Date no. 2: Stinks and I headed to Blockbuster. He had his arm around me when I heard a hissing, “Braaap! Phweet! Phfft! Stinks it seemed … had a flatulence problem. Yet he was proud of his gas. After each noxious burst he’d make a declaration of gusto like, “That was a squisher!” or “Yeah! Great one!” and ready himself for the next explosion by lifting his leg. He cut the cheese and lifted so much that as we ambled down Montana Avenue it looked as though he was playing hopscotch.
In an aisle of Blockbuster, Stinks let one rip. An unsuspecting, young boy sitting on the carpet trying to decide between “Spongebob” and “Scooby Doo” got wind of it and started to cry. Just then, the boy’s mother turned the corner and sniffed the fetid air. I waited for her to admonish Stinks.
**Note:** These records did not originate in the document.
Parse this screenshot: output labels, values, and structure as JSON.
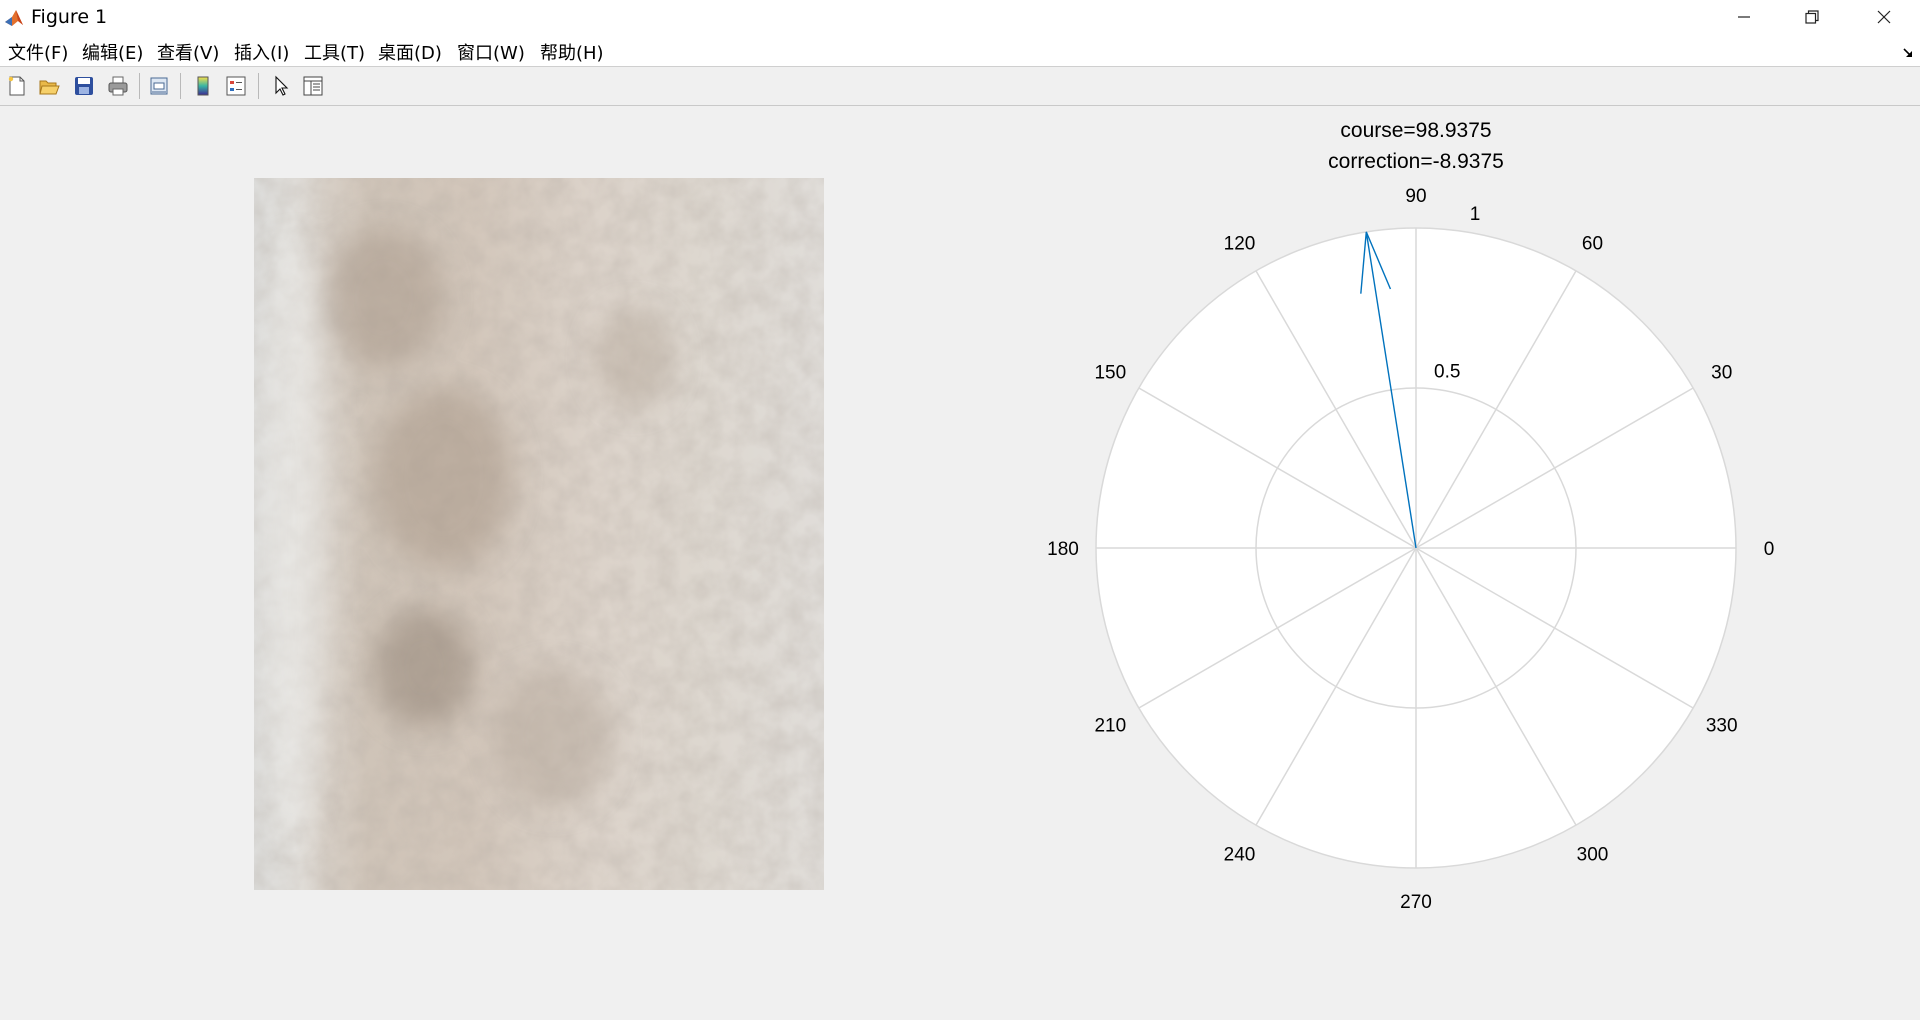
{
  "window": {
    "title": "Figure 1",
    "controls": {
      "minimize": "minimize",
      "maximize": "restore",
      "close": "close"
    }
  },
  "menu": {
    "items": [
      {
        "label": "文件(F)"
      },
      {
        "label": "编辑(E)"
      },
      {
        "label": "查看(V)"
      },
      {
        "label": "插入(I)"
      },
      {
        "label": "工具(T)"
      },
      {
        "label": "桌面(D)"
      },
      {
        "label": "窗口(W)"
      },
      {
        "label": "帮助(H)"
      }
    ]
  },
  "toolbar": {
    "buttons": [
      {
        "icon": "new-figure-icon"
      },
      {
        "icon": "open-file-icon"
      },
      {
        "icon": "save-icon"
      },
      {
        "icon": "print-icon"
      },
      {
        "icon": "link-plot-icon"
      },
      {
        "icon": "colorbar-icon"
      },
      {
        "icon": "legend-icon"
      },
      {
        "icon": "pointer-icon"
      },
      {
        "icon": "property-inspector-icon"
      }
    ]
  },
  "image_panel": {
    "description_icon": "image-axes",
    "colors": {
      "base": "#e6e0d9",
      "dark_band": "#c4b8ad",
      "light_edge": "#e3e1de"
    }
  },
  "polar": {
    "title_line1": "course=98.9375",
    "title_line2": "correction=-8.9375",
    "colors": {
      "grid": "#d9d9d9",
      "arrow": "#0072bd",
      "fill": "#ffffff"
    }
  },
  "chart_data": {
    "type": "polar",
    "title": [
      "course=98.9375",
      "correction=-8.9375"
    ],
    "theta_ticks": [
      "0",
      "30",
      "60",
      "90",
      "120",
      "150",
      "180",
      "210",
      "240",
      "270",
      "300",
      "330"
    ],
    "r_ticks": [
      "0.5",
      "1"
    ],
    "rlim": [
      0,
      1
    ],
    "series": [
      {
        "type": "compass-arrow",
        "theta_deg": 98.9375,
        "r": 1
      }
    ],
    "grid": true
  }
}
Instead, she glared at her son, reprimanding, “Am I going to have to put you in diapers again?” as she whisked him away.
I always try to give someone the benefit of the doubt so we went out again. This time he picked me up.
On the freeway: Stinks drove his “home” as if it were a Formula 1 racecar, dodging and weaving through traffic as I held on for dear life.
Stinks told me he wasn’t religious yet above the dash was a picture of Jesus. When I inquired as to its significance he said, “I don’t know why, but my guitarist put it there. He’s always crossing himself when he gets in my van.” I did the same and waved as we passed Lewis Hamilton.
Date no. 3: The Renaissance Faire. An excruciatingly hot day in the desert coupled with the entire white trash population mingling with errant, overly enthusiastic, new age geeks decked out in period garb in desperate need of dry cleaning didn’t quite evoke images of a quaint trip back to the medieval era. To aid the “illusion,” carney folk handed out Styrofoam cups filled with warm Beringer dubbed “mead.”
Stinks went every year to see a psychic he believed could portend his future. He insisted I get a reading and even paid for it. The first thing she told me was, “This is not the guy for you.” Yeah. Thanks. I knew that. “Brrppp!” came an all too familiar noise from outside the tent.
Stinks swore by the “authenticity” of the events, such as the hatchet toss, of which he said, “It’s just like they did it in them olden days.” Somehow I don’t think knights ever threw dulled kitchen knives into tired painted inner tubes stuffed with straw. But then, what do I know? By now, the gas had dulled my senses.
Ironically, it wasn’t the floating air biscuits that quelled our relationship. Stinks habitually referred to my backside as, “The biggest Appaloosa” he’d ever seen.
Guys, you can do just about anything to us and you can take us just about anywhere, but know this … regardless of what you men think of our hind quarters (even if you like a girl with “junk in her trunk”) none of us ever want to hear you say you think it’s big.
Taylor Van Arsdale is a writer/producer. She’s been married, widowed, duped and dumped, and is back in the dating fray while most of her friends are married with kids. She’s currently working on a true-life-tell-all and can be reached at Tailfish@roadrunner.com